3) Pres Taylor, Jacksonville Jaguars
A first-time coordinator at age 34, Pres Taylor is one of two coordinators in the AFC South who is not a regular on his team. Doug Pederson has said in the past that there are times he could turn the game over to Taylor, who was the Eagles’ offensive quality control coach from 2013-17 and quarterbacks coach from 2018-20, as well thus serving as the team’s passing game coordinator in his final season with the team.
Taylor spent 2021 with the Colts as a senior offensive assistant, though Pederson said this year that there were times he considered making him coordinator while the two spent five years together with the Eagles. Taylor hasn’t proven much from a coordinator standpoint, but he’s considered a bright offensive mind who, so far at least, hasn’t shown to be the potential net negative as a coordinator that Downing likely is.
“I’ve just watched him grow and work over the years and his attention to detail. He is smart. Obviously he knows what he’s doing with quality control because that’s the position I’ve had for so many years was quality control,” Doug Pederson said at the end of OTAs. “Watching him put things together for the coordinators, putting things together for me from a draft standpoint, how he broke down film, how he got into conversation about our opponent that we might be playing this week, and just watching him grow over the years.
“I had him in the quarterback room, I had him in the receiver room for a year and then I promoted him to passing game coordinator. It’s just the progression of how this thing works. Apparently he had a year with [Colts Head Coach] Frank [Reich] in Indy and had a chance to learn and grow again with Frank. He and I have had conversations in the past that if I have a chance to continue as a head coach, I would love to have him as the offensive coordinator. I feel strong about it and it’s a good step for him.
2) Marcus Brady, Indianapolis Colts
It’s a projection, and again, it bears the caveat that Marcus Brady is not the Colts’ player, and head coach Frank Reich assumes that role. The non-playing offensive coordinator role varies from team to team, but Brady has a slight edge over Taylor here for several reasons.
While Taylor has more NFL experience than Brady as a coach, Brady has done a solid job with the Colts’ quarterbacks in recent years and held a higher title than Taylor with the same team just a year ago. However, Brady faces most of the same questions as a first-year coordinator that Taylor does, and the difference is mostly minor.
1) Pep Hamilton, Houston Texas
The defacto best offensive coordinator in the AFC South, Pep Hamilton has gotten decent production from some poor Houston defenses in recent years.
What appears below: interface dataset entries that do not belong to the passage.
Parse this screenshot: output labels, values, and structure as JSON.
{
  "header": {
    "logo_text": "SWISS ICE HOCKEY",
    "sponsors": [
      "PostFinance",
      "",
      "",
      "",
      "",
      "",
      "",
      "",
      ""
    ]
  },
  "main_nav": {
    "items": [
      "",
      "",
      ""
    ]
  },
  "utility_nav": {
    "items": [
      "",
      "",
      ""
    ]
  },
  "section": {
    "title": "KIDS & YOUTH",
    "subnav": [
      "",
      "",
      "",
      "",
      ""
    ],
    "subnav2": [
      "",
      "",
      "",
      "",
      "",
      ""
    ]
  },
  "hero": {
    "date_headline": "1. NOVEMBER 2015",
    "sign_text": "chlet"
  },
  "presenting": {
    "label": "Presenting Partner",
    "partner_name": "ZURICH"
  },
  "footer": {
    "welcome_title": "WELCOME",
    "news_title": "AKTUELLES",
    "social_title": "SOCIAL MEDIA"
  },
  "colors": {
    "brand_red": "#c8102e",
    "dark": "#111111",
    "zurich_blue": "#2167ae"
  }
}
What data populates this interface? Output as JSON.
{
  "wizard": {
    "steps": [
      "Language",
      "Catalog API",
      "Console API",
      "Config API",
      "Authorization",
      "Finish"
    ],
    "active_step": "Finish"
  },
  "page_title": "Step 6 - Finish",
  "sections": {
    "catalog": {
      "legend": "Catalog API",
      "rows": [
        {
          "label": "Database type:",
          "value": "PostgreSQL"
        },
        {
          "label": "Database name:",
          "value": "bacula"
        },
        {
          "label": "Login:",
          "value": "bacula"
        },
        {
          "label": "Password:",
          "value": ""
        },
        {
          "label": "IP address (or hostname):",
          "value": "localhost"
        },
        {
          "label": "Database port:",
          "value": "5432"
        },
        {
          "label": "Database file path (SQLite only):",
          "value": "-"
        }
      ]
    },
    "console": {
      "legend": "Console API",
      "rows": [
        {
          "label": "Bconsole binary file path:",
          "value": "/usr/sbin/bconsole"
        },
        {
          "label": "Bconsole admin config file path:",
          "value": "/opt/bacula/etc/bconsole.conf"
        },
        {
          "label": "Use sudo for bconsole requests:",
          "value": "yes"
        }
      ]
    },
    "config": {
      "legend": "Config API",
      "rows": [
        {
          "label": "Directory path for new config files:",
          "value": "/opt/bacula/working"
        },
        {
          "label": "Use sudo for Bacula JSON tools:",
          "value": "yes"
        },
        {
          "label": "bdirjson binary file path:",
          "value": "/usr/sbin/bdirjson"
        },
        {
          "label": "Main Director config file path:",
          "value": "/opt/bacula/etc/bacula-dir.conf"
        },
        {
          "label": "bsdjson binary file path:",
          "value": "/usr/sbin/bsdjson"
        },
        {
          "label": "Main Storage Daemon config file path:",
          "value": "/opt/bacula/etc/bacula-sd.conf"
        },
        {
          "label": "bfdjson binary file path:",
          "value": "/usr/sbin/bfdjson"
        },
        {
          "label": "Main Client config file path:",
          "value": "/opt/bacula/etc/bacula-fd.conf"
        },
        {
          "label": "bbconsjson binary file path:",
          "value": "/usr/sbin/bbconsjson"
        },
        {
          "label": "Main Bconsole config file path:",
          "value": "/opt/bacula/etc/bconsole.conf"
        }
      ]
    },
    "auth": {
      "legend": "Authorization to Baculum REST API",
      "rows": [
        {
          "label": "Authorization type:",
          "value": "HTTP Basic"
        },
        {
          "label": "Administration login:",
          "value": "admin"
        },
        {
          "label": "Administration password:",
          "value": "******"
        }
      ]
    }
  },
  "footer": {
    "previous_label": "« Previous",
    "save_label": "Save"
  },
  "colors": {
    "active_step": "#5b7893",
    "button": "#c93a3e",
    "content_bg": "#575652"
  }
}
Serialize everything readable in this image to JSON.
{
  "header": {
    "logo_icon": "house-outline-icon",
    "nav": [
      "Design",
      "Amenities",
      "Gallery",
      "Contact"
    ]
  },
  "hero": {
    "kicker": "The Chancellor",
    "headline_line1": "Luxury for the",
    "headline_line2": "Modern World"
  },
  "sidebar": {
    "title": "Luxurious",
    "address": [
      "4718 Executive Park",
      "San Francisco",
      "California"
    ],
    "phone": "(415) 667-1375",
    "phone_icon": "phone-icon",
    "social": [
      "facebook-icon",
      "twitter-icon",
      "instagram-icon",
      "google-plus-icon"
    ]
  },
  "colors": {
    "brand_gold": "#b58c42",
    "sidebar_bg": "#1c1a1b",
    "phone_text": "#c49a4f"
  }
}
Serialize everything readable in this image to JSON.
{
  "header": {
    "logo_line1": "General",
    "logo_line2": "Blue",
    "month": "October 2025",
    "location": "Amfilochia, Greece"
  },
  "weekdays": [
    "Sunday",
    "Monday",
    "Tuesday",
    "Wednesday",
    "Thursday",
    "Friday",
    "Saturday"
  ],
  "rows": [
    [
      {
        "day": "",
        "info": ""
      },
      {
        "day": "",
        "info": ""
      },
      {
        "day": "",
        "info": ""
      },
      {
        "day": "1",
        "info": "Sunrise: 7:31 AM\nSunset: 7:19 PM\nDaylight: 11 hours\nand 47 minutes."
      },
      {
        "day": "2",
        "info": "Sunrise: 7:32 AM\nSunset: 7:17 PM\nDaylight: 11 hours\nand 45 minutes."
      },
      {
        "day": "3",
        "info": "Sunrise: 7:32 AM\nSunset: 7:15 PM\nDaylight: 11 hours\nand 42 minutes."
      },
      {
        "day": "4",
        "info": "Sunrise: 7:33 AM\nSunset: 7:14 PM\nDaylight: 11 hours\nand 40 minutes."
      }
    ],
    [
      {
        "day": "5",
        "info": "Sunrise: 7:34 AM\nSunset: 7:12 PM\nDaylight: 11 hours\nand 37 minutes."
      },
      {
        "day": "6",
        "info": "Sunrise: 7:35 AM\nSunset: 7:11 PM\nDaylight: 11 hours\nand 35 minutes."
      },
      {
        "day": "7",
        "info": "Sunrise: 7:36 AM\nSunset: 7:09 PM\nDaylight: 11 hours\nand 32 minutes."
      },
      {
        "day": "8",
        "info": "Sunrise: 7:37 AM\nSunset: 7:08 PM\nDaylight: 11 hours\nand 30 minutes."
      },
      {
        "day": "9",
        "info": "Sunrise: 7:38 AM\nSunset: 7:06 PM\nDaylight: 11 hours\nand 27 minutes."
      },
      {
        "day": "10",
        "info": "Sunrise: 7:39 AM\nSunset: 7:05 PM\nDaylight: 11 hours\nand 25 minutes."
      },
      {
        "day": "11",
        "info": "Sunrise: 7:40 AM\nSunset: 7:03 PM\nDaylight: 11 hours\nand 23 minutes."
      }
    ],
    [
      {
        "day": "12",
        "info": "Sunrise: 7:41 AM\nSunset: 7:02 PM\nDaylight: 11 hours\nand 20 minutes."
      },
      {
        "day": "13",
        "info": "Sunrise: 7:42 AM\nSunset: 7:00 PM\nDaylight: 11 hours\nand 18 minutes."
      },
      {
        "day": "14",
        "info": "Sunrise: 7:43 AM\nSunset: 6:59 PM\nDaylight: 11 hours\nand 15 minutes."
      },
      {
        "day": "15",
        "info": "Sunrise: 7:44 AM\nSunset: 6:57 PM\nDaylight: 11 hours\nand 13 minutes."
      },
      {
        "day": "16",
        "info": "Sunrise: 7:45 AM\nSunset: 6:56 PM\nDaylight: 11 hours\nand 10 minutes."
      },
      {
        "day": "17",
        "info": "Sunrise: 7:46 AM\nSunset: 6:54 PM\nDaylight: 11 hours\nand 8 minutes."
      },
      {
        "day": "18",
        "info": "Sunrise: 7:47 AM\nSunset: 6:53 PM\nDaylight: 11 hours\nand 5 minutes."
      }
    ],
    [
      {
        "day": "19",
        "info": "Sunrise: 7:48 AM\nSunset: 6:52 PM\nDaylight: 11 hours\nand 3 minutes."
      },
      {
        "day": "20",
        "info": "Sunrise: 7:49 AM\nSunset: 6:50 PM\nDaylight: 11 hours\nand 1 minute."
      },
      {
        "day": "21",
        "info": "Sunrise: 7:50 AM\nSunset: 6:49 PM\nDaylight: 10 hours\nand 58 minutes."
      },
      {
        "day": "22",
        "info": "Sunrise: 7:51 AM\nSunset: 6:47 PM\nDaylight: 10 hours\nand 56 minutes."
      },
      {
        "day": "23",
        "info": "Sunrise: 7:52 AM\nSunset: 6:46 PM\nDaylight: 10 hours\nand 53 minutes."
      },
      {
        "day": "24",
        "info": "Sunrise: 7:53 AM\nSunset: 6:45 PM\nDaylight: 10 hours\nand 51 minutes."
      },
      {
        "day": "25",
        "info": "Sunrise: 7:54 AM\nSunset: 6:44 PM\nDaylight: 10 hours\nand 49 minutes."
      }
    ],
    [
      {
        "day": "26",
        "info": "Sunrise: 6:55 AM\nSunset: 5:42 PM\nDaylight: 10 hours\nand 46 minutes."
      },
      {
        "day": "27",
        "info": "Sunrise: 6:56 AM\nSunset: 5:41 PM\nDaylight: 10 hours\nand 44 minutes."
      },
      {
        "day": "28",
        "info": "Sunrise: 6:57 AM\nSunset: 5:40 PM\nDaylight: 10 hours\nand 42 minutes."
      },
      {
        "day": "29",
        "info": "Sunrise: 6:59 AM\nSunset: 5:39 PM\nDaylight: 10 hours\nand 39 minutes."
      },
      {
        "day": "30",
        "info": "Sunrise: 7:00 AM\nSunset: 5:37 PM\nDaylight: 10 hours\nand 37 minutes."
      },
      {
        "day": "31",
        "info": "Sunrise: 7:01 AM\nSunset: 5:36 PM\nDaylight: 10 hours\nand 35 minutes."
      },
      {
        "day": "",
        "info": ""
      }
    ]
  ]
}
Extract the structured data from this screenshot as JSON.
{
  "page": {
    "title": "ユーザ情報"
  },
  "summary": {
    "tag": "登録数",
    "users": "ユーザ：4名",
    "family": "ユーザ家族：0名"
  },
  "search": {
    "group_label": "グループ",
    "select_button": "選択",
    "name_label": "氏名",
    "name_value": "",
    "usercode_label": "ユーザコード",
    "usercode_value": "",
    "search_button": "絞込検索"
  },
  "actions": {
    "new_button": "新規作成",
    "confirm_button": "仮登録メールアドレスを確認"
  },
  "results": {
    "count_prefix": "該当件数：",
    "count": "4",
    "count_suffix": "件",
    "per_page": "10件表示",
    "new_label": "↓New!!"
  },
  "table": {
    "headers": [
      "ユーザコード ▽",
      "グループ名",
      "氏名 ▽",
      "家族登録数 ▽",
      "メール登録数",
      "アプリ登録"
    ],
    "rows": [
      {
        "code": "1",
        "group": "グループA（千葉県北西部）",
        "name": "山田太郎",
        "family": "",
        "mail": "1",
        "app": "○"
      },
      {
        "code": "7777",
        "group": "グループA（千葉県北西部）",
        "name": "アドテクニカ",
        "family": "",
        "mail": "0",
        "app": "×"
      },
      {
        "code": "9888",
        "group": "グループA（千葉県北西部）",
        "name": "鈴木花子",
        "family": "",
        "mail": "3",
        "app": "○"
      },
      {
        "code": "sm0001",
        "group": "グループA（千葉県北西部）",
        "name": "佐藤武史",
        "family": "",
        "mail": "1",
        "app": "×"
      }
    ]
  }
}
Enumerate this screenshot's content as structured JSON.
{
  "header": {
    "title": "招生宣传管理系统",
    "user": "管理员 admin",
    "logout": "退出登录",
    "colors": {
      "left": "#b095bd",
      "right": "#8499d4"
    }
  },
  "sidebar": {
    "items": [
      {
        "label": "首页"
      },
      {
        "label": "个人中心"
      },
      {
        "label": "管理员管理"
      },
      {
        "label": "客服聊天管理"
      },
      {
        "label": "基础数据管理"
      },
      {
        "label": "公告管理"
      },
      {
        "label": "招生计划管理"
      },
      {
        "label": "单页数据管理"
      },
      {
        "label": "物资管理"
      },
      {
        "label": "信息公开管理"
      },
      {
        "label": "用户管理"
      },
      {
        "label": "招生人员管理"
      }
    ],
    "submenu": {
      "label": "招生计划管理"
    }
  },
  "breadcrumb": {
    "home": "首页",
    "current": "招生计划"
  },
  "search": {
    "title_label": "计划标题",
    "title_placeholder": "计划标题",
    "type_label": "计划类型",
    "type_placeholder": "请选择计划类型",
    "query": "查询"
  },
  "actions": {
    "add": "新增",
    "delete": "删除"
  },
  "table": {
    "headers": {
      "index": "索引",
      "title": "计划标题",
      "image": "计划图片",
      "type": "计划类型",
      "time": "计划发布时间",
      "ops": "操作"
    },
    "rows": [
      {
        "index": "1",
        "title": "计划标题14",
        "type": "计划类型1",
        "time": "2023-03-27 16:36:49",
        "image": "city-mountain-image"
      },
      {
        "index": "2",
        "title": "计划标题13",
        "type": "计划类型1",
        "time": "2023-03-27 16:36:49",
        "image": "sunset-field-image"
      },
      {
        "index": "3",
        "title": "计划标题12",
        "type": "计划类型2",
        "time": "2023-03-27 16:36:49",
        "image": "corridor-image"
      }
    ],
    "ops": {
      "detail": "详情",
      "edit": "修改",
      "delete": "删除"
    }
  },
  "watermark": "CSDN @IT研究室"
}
Houston ranked No. 17 and No. 13 in offensive DVOA in former coordinator Tim Kelly’s first two seasons as a player before falling to No. 30 last year when the Texans’ roster was scattered and led by a rookie quarterback, but Hamilton himself is has been a respected player in the past and has been able to get the most out of Mills and Tyrod Taylor, absolving him of the blame for last year’s production.
Mills’ production with the Texans in 2021 hasn’t been impressive, but he’s helped Mills look like one of the most comfortable rookie quarterbacks in the NFL, and his scheme is clearly working. The Texans don’t always have a roster they can take advantage of, but Hamilton is a bright offensive mind who has shown a knack for making plays even without solid pieces to work with.